During the last week of May I blogged about post-traumatic stress disorder (PTSD) and pointed to some of the interesting new information that has turned up on this topic over the last few years. As luck would have it, yesterday—barely two weeks later—the United States Senate passed a resolution naming June as PTSD Awareness Month.
I must say this is a gratifying development. As someone who isn’t generally recognized as the poster-child for punctuality, I find myself in the unusual position of having shown up impressively early to an event. In case you’re wondering whether there’s anything left to say after my rather lengthy May post on the topic, however, let me assure you there is plenty. That’s why we need a whole month to raise awareness.
As a side note, it should be understood that this is not simply an American effort, despite the Senate resolution. The International Society for Traumatic Stress Studies (ISTSS) is also honoring PTSD Awareness month, right alongside the National Child Traumatic Stress Network (NCTSN) and the National Center for PTSD (which is a division of the United States Department of Veteran’s Affairs).
All of that said, this post isn’t going to focus on the trauma side of PTSD. Instead, it seems appropriate to talk about resilience: that quality that helps us cope with crisis and heal after trauma. This is all the more appropriate because of the fortunate timing of a couple of recent studies.

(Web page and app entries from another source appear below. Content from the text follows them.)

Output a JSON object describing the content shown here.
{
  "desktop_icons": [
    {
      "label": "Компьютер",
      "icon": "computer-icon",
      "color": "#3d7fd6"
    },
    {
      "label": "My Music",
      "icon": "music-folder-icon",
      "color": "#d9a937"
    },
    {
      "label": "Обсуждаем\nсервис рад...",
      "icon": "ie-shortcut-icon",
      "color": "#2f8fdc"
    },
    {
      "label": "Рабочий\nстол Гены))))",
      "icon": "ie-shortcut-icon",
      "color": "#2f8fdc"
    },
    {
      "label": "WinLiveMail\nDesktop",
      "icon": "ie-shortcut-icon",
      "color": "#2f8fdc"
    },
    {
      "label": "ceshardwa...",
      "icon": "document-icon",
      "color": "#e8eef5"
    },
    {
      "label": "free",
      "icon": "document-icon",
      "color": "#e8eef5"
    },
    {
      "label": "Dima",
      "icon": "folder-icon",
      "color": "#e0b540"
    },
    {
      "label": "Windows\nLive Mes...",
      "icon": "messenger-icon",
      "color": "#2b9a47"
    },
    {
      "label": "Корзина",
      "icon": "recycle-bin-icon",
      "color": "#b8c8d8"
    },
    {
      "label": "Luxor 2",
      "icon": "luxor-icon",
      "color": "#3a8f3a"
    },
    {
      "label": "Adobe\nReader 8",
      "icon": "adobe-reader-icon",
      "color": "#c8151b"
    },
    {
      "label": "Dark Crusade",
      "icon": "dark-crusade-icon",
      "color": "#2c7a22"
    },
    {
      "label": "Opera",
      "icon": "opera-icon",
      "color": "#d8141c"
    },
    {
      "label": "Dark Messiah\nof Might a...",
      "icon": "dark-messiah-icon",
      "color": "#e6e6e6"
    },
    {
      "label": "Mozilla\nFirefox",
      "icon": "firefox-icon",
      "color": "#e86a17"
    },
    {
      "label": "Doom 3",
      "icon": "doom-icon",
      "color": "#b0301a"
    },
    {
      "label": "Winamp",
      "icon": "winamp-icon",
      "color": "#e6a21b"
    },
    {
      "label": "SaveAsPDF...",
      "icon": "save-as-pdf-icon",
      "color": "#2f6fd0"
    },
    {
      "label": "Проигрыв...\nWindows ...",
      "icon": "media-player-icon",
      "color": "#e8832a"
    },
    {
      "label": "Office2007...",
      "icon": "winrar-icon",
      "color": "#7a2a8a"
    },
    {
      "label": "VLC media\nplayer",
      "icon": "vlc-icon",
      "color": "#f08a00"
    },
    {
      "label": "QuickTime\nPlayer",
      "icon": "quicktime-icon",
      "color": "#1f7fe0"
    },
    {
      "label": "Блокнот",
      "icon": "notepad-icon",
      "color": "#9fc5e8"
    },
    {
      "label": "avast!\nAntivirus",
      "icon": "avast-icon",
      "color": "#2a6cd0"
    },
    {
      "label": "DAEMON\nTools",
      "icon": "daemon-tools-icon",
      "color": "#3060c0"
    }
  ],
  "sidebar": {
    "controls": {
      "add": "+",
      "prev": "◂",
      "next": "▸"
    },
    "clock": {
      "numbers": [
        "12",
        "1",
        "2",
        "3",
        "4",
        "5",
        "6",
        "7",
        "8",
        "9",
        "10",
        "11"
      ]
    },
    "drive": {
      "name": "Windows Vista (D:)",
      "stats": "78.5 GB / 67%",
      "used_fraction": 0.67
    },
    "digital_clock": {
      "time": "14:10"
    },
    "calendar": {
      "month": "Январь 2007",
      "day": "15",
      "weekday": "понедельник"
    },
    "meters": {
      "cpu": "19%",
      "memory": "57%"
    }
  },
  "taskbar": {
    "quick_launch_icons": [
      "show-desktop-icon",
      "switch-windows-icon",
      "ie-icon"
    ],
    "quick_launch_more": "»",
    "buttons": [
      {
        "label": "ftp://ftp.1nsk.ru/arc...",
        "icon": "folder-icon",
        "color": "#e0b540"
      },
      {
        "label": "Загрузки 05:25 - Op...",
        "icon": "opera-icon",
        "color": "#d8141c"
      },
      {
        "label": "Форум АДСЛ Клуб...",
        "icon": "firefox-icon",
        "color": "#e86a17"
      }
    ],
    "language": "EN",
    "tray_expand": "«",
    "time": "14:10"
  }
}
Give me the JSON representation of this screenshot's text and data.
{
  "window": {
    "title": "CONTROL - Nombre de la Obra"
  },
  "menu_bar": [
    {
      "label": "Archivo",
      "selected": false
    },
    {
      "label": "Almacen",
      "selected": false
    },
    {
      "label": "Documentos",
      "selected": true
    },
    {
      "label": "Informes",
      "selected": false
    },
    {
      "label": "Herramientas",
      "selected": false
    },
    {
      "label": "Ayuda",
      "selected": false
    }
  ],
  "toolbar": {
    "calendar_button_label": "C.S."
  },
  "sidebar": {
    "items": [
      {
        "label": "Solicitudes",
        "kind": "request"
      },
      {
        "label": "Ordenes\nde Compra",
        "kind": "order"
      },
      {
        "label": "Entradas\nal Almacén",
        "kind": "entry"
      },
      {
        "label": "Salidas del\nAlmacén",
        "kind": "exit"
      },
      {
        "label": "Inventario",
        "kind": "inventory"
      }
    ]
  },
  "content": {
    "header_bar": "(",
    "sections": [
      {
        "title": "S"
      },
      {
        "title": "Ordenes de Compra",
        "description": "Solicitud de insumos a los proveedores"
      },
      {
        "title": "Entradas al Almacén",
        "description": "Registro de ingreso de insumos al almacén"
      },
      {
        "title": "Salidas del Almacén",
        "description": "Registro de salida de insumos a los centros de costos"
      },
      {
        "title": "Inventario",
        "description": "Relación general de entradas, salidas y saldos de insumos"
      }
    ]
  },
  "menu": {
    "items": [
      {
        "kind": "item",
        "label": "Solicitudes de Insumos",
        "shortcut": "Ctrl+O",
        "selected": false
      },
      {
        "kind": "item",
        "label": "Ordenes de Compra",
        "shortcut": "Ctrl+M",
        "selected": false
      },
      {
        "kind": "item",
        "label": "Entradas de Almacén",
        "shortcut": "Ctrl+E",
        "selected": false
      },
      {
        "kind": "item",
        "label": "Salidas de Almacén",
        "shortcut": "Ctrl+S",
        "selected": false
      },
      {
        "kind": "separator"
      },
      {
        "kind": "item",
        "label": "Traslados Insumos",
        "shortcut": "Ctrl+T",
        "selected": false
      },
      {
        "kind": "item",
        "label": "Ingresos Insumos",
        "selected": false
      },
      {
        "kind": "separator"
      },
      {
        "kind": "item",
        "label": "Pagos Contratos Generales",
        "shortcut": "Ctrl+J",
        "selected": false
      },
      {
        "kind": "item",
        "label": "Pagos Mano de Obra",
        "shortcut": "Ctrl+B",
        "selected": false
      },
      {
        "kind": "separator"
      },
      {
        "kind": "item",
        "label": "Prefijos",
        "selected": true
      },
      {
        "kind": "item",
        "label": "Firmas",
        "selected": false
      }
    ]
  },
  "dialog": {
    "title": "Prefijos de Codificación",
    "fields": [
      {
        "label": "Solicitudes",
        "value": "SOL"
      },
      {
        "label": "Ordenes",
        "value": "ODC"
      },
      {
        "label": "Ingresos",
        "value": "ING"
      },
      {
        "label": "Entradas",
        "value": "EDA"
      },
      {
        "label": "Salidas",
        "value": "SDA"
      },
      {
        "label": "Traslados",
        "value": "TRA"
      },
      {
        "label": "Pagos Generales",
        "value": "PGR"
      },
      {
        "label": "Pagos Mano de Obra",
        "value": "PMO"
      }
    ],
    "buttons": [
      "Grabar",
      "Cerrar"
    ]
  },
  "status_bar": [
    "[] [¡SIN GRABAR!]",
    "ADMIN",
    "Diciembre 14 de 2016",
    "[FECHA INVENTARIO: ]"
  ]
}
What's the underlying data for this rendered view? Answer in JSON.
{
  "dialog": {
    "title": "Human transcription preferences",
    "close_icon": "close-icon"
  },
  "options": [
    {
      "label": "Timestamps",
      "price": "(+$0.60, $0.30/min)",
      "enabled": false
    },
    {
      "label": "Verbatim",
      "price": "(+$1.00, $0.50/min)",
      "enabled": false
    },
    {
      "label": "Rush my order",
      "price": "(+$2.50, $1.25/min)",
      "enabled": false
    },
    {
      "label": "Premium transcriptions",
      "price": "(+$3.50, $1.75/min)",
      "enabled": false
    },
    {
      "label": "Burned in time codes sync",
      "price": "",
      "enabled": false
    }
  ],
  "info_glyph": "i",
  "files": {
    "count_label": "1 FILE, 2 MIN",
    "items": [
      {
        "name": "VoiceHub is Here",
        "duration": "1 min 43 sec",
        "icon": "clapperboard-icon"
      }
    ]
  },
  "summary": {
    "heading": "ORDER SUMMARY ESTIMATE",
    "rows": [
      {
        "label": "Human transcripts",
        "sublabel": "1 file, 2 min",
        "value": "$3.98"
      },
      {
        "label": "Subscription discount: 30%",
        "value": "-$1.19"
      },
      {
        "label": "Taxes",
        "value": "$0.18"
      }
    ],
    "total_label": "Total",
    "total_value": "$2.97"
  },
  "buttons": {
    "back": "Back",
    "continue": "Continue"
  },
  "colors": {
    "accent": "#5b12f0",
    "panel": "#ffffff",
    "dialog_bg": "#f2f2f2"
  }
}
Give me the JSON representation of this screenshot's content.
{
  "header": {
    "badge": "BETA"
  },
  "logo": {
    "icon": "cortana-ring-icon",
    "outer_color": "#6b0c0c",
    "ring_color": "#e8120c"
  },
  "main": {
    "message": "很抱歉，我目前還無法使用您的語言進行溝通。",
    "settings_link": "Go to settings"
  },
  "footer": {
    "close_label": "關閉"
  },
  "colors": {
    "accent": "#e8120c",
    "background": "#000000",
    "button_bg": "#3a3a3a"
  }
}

Okay, so we know that being able to fit our experiences into a coherent narrative helps us cope with all kinds of negative events. Well, one of the best ways to construct that narrative seems to be along the lines of seeing a positive outcome from the experience, as difficult as that task may seem. However, a study from current issue of the journal Psychological Trauma published by the APA’s Division 56 points to an interesting silver lining for people who have experienced trauma: they tend to be more prosocial and perceive more meaning in their life—even as they have more PTSD symptoms. Their traumatic experiences actually lead them to care for and help others more than those who haven’t experienced trauma.
In fact, wrote the researchers, when people said their volunteer work was related to a life experience, the most common motivations were negative life events. . . . (e.g., ‘My mother was hit and badly injured by a drunk driver. Ever since I have volunteered for Mothers Against Drunk Driving.’)”
“Our findings,” they wrote, “consistently indicate that trauma exposure is positively associated with engaging in prosocial [helping] behavior. Individuals who reported experiencing more traumatic events in their lifetime reported engaging in more helping behaviors during a 2-week period and more volunteer activities annually than those who had experienced fewer traumas.”
Now, that seems like good fodder for constructing a positive narrative. It’s the essence of post-traumatic growth. And to take it a step further, that extra helping behavior comes with a payback: helping others helps us. We know this on a gut level, but here’s confirmation in case it—er—helps:
Humans are happier when they do the right thing; it also helps them overcome difficulties
Communities that stick together and do good for others cope better with crises and are happier for it, according to a new study by University of British Columbia researcher John Helliwell and colleagues. Their work suggests that part of the reason for this greater resilience is the fact that humans are more than simply social beings, they are so-called ‘pro-social‘ beings. In other words, they get happiness not just from doing things with others, but from doing things both with and for others. The paper is published online in Springer’s Journal of Happiness Studies.
How does the social fabric of a community or nation affect its capacity to deal with crises and to develop resources that maintain and improve people’s happiness during those difficult times?
(Full story . . . )
If you click through to the article you’ll get half of the answer to that question. But the other half may be found in an old study of a community of Italian immigrants in Roseto, Pennsylvania. I think we’ll talk about that in a future post.